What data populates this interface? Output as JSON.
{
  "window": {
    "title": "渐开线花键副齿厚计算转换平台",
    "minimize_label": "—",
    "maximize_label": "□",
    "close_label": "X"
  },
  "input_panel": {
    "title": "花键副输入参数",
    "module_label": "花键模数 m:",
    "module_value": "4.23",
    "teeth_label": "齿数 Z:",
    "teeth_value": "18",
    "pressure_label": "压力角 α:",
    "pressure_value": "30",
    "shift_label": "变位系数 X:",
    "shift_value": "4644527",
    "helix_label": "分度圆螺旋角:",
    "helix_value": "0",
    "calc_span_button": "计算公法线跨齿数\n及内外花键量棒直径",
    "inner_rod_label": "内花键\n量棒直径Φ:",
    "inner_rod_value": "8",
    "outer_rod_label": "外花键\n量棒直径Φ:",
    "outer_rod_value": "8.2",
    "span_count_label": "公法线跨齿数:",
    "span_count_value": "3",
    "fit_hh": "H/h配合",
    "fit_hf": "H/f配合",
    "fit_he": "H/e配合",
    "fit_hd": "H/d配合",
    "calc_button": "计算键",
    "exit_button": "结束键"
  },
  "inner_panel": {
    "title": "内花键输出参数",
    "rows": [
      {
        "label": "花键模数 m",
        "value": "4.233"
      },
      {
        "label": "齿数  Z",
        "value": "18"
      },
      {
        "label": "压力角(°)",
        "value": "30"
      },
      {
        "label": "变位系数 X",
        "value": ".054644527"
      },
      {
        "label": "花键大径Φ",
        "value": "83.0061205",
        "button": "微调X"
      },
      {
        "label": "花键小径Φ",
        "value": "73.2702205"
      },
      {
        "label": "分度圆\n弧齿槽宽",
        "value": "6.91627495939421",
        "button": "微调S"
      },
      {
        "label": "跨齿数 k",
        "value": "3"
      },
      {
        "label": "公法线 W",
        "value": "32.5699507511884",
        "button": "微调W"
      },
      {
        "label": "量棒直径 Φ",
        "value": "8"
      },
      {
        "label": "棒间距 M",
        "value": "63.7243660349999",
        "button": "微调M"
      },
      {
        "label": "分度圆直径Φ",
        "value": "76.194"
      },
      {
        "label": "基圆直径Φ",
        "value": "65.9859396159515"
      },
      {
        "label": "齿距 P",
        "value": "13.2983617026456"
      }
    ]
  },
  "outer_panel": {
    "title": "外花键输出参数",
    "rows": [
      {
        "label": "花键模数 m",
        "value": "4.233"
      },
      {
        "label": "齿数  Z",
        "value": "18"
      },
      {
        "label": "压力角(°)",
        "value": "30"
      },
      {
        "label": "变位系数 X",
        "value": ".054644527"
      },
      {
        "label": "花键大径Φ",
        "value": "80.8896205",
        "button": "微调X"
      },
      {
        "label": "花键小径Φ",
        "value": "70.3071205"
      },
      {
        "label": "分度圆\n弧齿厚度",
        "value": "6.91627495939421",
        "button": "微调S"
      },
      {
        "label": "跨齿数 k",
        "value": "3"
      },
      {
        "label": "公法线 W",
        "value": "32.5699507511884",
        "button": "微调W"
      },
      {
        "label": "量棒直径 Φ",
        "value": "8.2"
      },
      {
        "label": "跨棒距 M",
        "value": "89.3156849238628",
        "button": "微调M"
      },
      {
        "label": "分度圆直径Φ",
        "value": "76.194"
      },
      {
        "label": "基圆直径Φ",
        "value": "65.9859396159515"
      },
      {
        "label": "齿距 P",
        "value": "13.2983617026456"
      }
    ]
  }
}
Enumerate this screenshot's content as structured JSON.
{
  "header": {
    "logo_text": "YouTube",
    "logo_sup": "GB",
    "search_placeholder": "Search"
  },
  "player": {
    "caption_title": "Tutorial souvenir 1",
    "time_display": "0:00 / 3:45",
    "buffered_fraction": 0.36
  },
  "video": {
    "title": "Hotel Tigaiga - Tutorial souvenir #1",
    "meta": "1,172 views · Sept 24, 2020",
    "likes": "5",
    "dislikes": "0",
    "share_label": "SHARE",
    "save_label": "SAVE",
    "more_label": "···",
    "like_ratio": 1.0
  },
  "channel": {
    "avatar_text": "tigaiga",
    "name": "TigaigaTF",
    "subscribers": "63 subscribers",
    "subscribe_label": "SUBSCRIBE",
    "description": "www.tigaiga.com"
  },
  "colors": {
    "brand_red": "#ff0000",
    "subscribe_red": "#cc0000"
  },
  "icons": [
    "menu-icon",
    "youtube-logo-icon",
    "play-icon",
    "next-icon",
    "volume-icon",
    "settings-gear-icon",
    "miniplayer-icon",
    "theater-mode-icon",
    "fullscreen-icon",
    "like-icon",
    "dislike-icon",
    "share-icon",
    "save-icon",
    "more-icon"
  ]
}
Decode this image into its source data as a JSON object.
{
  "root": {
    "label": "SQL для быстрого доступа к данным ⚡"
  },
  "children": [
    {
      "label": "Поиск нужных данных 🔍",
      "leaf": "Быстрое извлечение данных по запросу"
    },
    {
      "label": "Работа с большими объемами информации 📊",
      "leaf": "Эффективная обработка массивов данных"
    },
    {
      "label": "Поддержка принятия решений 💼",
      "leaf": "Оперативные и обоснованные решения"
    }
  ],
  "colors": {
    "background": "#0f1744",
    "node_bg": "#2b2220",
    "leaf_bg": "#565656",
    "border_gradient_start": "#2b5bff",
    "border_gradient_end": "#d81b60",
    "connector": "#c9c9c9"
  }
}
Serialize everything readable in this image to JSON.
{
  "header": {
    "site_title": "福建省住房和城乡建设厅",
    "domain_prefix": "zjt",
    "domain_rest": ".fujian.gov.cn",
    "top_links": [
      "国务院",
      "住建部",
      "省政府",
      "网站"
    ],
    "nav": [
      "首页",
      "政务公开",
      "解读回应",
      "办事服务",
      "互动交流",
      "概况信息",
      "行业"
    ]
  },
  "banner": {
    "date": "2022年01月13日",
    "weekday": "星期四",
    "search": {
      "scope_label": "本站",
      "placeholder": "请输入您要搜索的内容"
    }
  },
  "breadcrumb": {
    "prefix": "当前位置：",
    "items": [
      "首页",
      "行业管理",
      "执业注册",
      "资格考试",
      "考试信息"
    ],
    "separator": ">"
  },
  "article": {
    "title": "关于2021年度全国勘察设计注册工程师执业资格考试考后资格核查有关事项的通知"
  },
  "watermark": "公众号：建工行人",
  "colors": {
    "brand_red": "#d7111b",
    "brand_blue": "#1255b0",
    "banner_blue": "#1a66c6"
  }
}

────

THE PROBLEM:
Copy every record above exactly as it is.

RESPONSE AREA:
What data populates this interface? Output as JSON.
{
  "window": {
    "title": "渐开线花键副齿厚计算转换平台",
    "minimize_label": "—",
    "maximize_label": "□",
    "close_label": "X"
  },
  "input_panel": {
    "title": "花键副输入参数",
    "module_label": "花键模数 m:",
    "module_value": "4.23",
    "teeth_label": "齿数 Z:",
    "teeth_value": "18",
    "pressure_label": "压力角 α:",
    "pressure_value": "30",
    "shift_label": "变位系数 X:",
    "shift_value": "4644527",
    "helix_label": "分度圆螺旋角:",
    "helix_value": "0",
    "calc_span_button": "计算公法线跨齿数\n及内外花键量棒直径",
    "inner_rod_label": "内花键\n量棒直径Φ:",
    "inner_rod_value": "8",
    "outer_rod_label": "外花键\n量棒直径Φ:",
    "outer_rod_value": "8.2",
    "span_count_label": "公法线跨齿数:",
    "span_count_value": "3",
    "fit_hh": "H/h配合",
    "fit_hf": "H/f配合",
    "fit_he": "H/e配合",
    "fit_hd": "H/d配合",
    "calc_button": "计算键",
    "exit_button": "结束键"
  },
  "inner_panel": {
    "title": "内花键输出参数",
    "rows": [
      {
        "label": "花键模数 m",
        "value": "4.233"
      },
      {
        "label": "齿数  Z",
        "value": "18"
      },
      {
        "label": "压力角(°)",
        "value": "30"
      },
      {
        "label": "变位系数 X",
        "value": ".054644527"
      },
      {
        "label": "花键大径Φ",
        "value": "83.0061205",
        "button": "微调X"
      },
      {
        "label": "花键小径Φ",
        "value": "73.2702205"
      },
      {
        "label": "分度圆\n弧齿槽宽",
        "value": "6.91627495939421",
        "button": "微调S"
      },
      {
        "label": "跨齿数 k",
        "value": "3"
      },
      {
        "label": "公法线 W",
        "value": "32.5699507511884",
        "button": "微调W"
      },
      {
        "label": "量棒直径 Φ",
        "value": "8"
      },
      {
        "label": "棒间距 M",
        "value": "63.7243660349999",
        "button": "微调M"
      },
      {
        "label": "分度圆直径Φ",
        "value": "76.194"
      },
      {
        "label": "基圆直径Φ",
        "value": "65.9859396159515"
      },
      {
        "label": "齿距 P",
        "value": "13.2983617026456"
      }
    ]
  },
  "outer_panel": {
    "title": "外花键输出参数",
    "rows": [
      {
        "label": "花键模数 m",
        "value": "4.233"
      },
      {
        "label": "齿数  Z",
        "value": "18"
      },
      {
        "label": "压力角(°)",
        "value": "30"
      },
      {
        "label": "变位系数 X",
        "value": ".054644527"
      },
      {
        "label": "花键大径Φ",
        "value": "80.8896205",
        "button": "微调X"
      },
      {
        "label": "花键小径Φ",
        "value": "70.3071205"
      },
      {
        "label": "分度圆\n弧齿厚度",
        "value": "6.91627495939421",
        "button": "微调S"
      },
      {
        "label": "跨齿数 k",
        "value": "3"
      },
      {
        "label": "公法线 W",
        "value": "32.5699507511884",
        "button": "微调W"
      },
      {
        "label": "量棒直径 Φ",
        "value": "8.2"
      },
      {
        "label": "跨棒距 M",
        "value": "89.3156849238628",
        "button": "微调M"
      },
      {
        "label": "分度圆直径Φ",
        "value": "76.194"
      },
      {
        "label": "基圆直径Φ",
        "value": "65.9859396159515"
      },
      {
        "label": "齿距 P",
        "value": "13.2983617026456"
      }
    ]
  }
}
Enumerate this screenshot's content as structured JSON.
{
  "header": {
    "logo_text": "YouTube",
    "logo_sup": "GB",
    "search_placeholder": "Search"
  },
  "player": {
    "caption_title": "Tutorial souvenir 1",
    "time_display": "0:00 / 3:45",
    "buffered_fraction": 0.36
  },
  "video": {
    "title": "Hotel Tigaiga - Tutorial souvenir #1",
    "meta": "1,172 views · Sept 24, 2020",
    "likes": "5",
    "dislikes": "0",
    "share_label": "SHARE",
    "save_label": "SAVE",
    "more_label": "···",
    "like_ratio": 1.0
  },
  "channel": {
    "avatar_text": "tigaiga",
    "name": "TigaigaTF",
    "subscribers": "63 subscribers",
    "subscribe_label": "SUBSCRIBE",
    "description": "www.tigaiga.com"
  },
  "colors": {
    "brand_red": "#ff0000",
    "subscribe_red": "#cc0000"
  },
  "icons": [
    "menu-icon",
    "youtube-logo-icon",
    "play-icon",
    "next-icon",
    "volume-icon",
    "settings-gear-icon",
    "miniplayer-icon",
    "theater-mode-icon",
    "fullscreen-icon",
    "like-icon",
    "dislike-icon",
    "share-icon",
    "save-icon",
    "more-icon"
  ]
}
Decode this image into its source data as a JSON object.
{
  "root": {
    "label": "SQL для быстрого доступа к данным ⚡"
  },
  "children": [
    {
      "label": "Поиск нужных данных 🔍",
      "leaf": "Быстрое извлечение данных по запросу"
    },
    {
      "label": "Работа с большими объемами информации 📊",
      "leaf": "Эффективная обработка массивов данных"
    },
    {
      "label": "Поддержка принятия решений 💼",
      "leaf": "Оперативные и обоснованные решения"
    }
  ],
  "colors": {
    "background": "#0f1744",
    "node_bg": "#2b2220",
    "leaf_bg": "#565656",
    "border_gradient_start": "#2b5bff",
    "border_gradient_end": "#d81b60",
    "connector": "#c9c9c9"
  }
}
Serialize everything readable in this image to JSON.
{
  "header": {
    "site_title": "福建省住房和城乡建设厅",
    "domain_prefix": "zjt",
    "domain_rest": ".fujian.gov.cn",
    "top_links": [
      "国务院",
      "住建部",
      "省政府",
      "网站"
    ],
    "nav": [
      "首页",
      "政务公开",
      "解读回应",
      "办事服务",
      "互动交流",
      "概况信息",
      "行业"
    ]
  },
  "banner": {
    "date": "2022年01月13日",
    "weekday": "星期四",
    "search": {
      "scope_label": "本站",
      "placeholder": "请输入您要搜索的内容"
    }
  },
  "breadcrumb": {
    "prefix": "当前位置：",
    "items": [
      "首页",
      "行业管理",
      "执业注册",
      "资格考试",
      "考试信息"
    ],
    "separator": ">"
  },
  "article": {
    "title": "关于2021年度全国勘察设计注册工程师执业资格考试考后资格核查有关事项的通知"
  },
  "watermark": "公众号：建工行人",
  "colors": {
    "brand_red": "#d7111b",
    "brand_blue": "#1255b0",
    "banner_blue": "#1a66c6"
  }
}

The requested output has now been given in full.